If you’re of a certain age, one of your fondest elementary/middle school memories is getting to use the Apple IIe computer(s) that your teacher(s) had. And while there were any number of fun games for it–Number/Word Munchers, the Carmen Sandiego games–there was one game in particular that all the kids wanted to play, regardless of their coolness. It’s a game that falls into the dreaded “edutainment” genre, yet defied the odds in a couple ways. First of all, it was actually fun. Secondly, other than “going across the country in 1848 was freaking hard”, I’m pretty sure I didn’t learn a darn thing from it, nor did my classmates.
According to Wikipedia, The Oregon Trail was first released in 1971, and has seen numerous re-releases on everything from DOS to Wii to cell phones since then. Each version has its own tweaks to the gameplay and difficulty (There’s an online version that gives the non-Banker classes advantages on the Trail to make up for their not having as much money, for instance). Today, I’ll be talking about 1985’s Apple IIe version, AKA “The one everyone played in elementary school”. This version was developed by the Minnesota Educational Computing Consortium. In it, you play as a party of five people traveling from Independence, Missouri to the Willamette Valley in Oregon, a roughly 2000-mile trip. Right off the bat, besides naming your party, you’re faced with a couple choices that will influence the game, such as “When do you begin your trip?” Too early and there’ll be no grass during the hottest part of the year for your oxen; too late and you risk being snowbound in the mountains. The other main choice you make right off the bat is your leader’s class, which influences how much money you have at the start of the game, and the number of points you earn should you make it to Oregon. Bankers have the most money; Farmers have the least, but receive a triple bonus to their score if they do manage to survive the trip. After purchasing supplies–food, clothes, oxen, etc.–it’s off to Oregon!
One of your main obstacles in your 2000-mile trek will be the numerous rivers you’ll have to cross. You’ll have several options, ranging from hiring a ferry to caulking your wagon (Basically sealing it off so water can’t get in, then floating it across), each with its associated chances of success and penalties for failure (Ranging from a loss of some supplies to some of your party actually drowning). But let’s face it, there was only ever one option (Seizure warning, I guess?), which usually got you killed. Maybe this is why actually getting to Oregon as a kid was so hard.

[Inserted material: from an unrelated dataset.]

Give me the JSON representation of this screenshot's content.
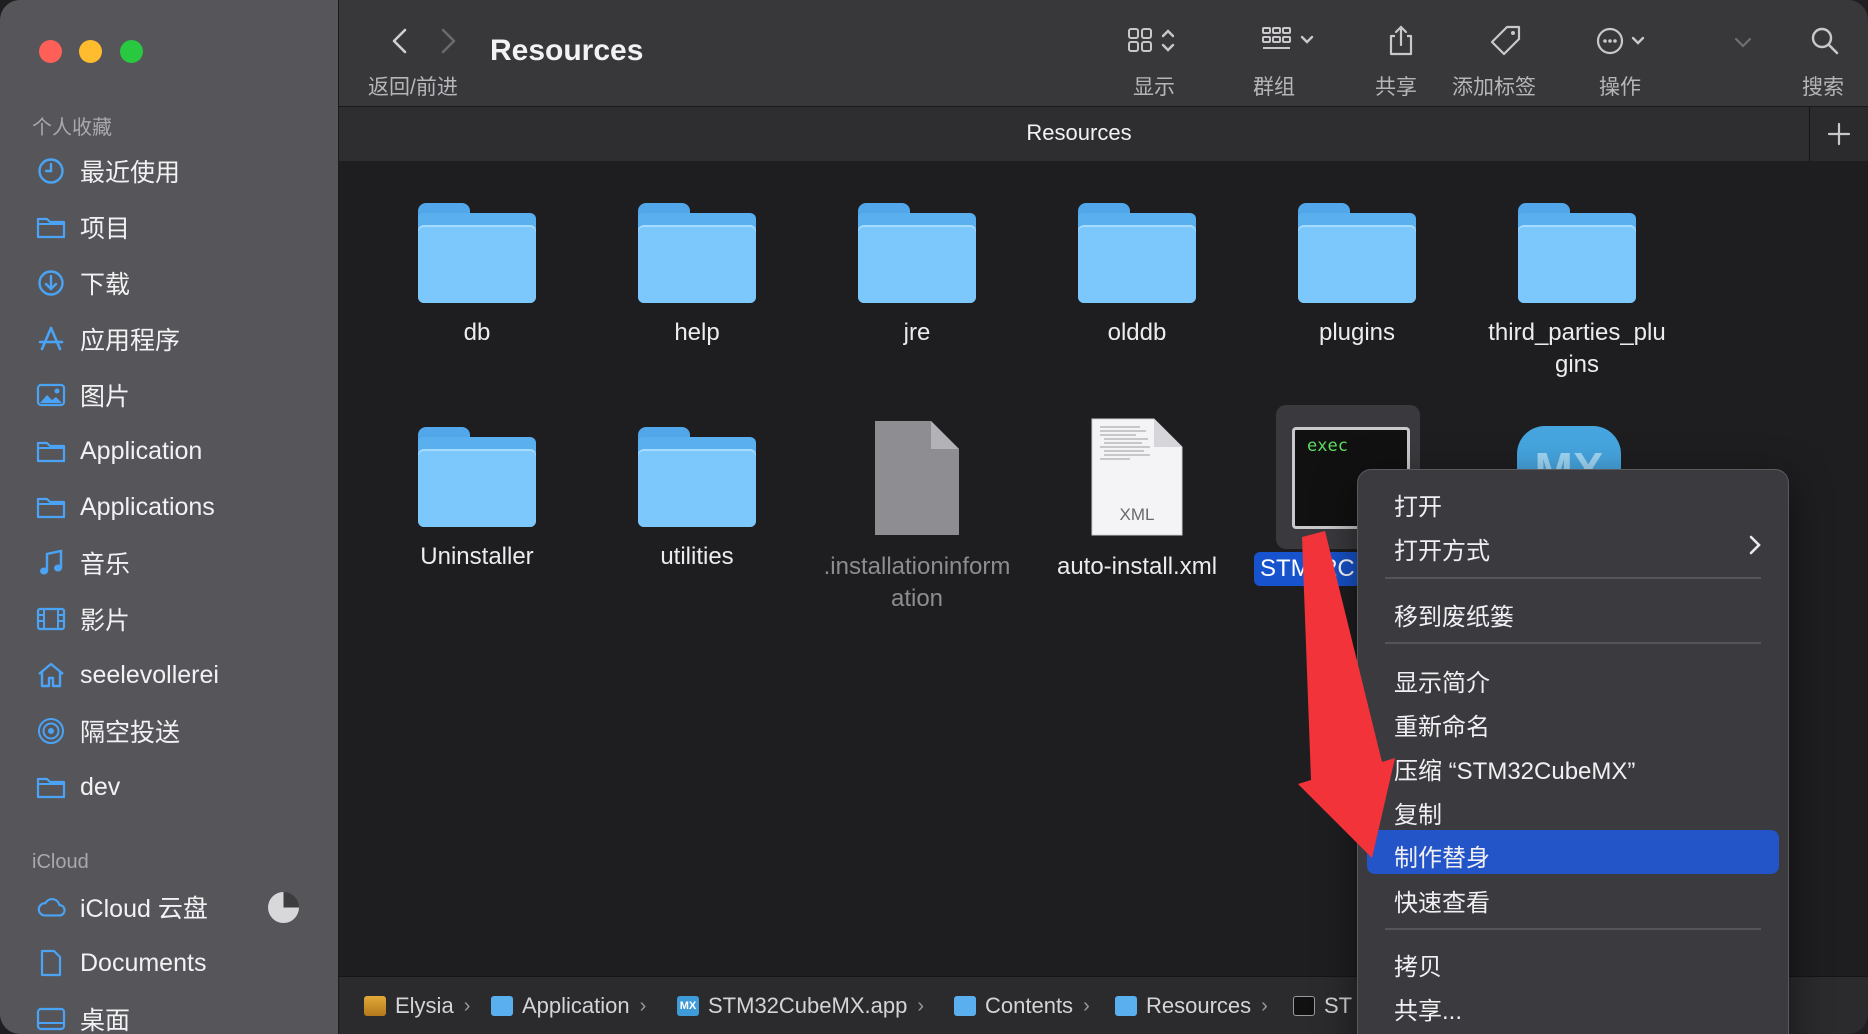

Other obstacles include bandits that will steal your supplies, randomly losing the trail and time as a result, and even you pushing your party too hard, causing their health to suffer. To help offset these, you can rest any number of days (But know that you consume food on rest days), and stop and hunt for game. The game that gives the most food is actually the easiest to hit, but you’ll only be able to take a small portion of that food back with you. You’ll also periodically stop at forts, where you can purchase or trade for additional supplies.
Even ignoring the educational aspect of the game, there’s some cool stuff here. Near the end of the trail, you can either do a river-riding minigame (I can’t remember anyone ever not doing this) or hike the last of the mileage to Willamette Valley. There are a couple other trail forks throughout the game; typically, taking the longer one will reward you with a valuable rest stop or fort along the way.
The other neat thing is that, when you lose the game, you have the option to write an epitaph on your tombstone, which later players can then read. It was always cool seeing what your classmates had left on their tombstones (Shockingly, I don’t recall any with naughty language like you’d expect out of elementary/middle schoolers, although there were certainly some non-sequiturs in the bunch).
One game of The Oregon Trail is actually not very long, probably taking in the neighborhood of a half hour to complete providing you don’t die anywhere beforehand. And the game is simple enough that you’ll figure out, if not the optimal path to victory, at least one possible path, fairly quickly. Put simply, it’s a game that’s optimized for 30-60 minute turns at the computer like you would likely have gotten in school, not marathon gaming sessions you go through as an adult.
Still, it’s a fun game, and influential in memories of a lot of people who grew up with it. As mentioned earlier, it was re-released and tweaked numerous times. If you’d like to play the Apple IIe version, you can do so here. Try it out, and see if you like it as much as I did.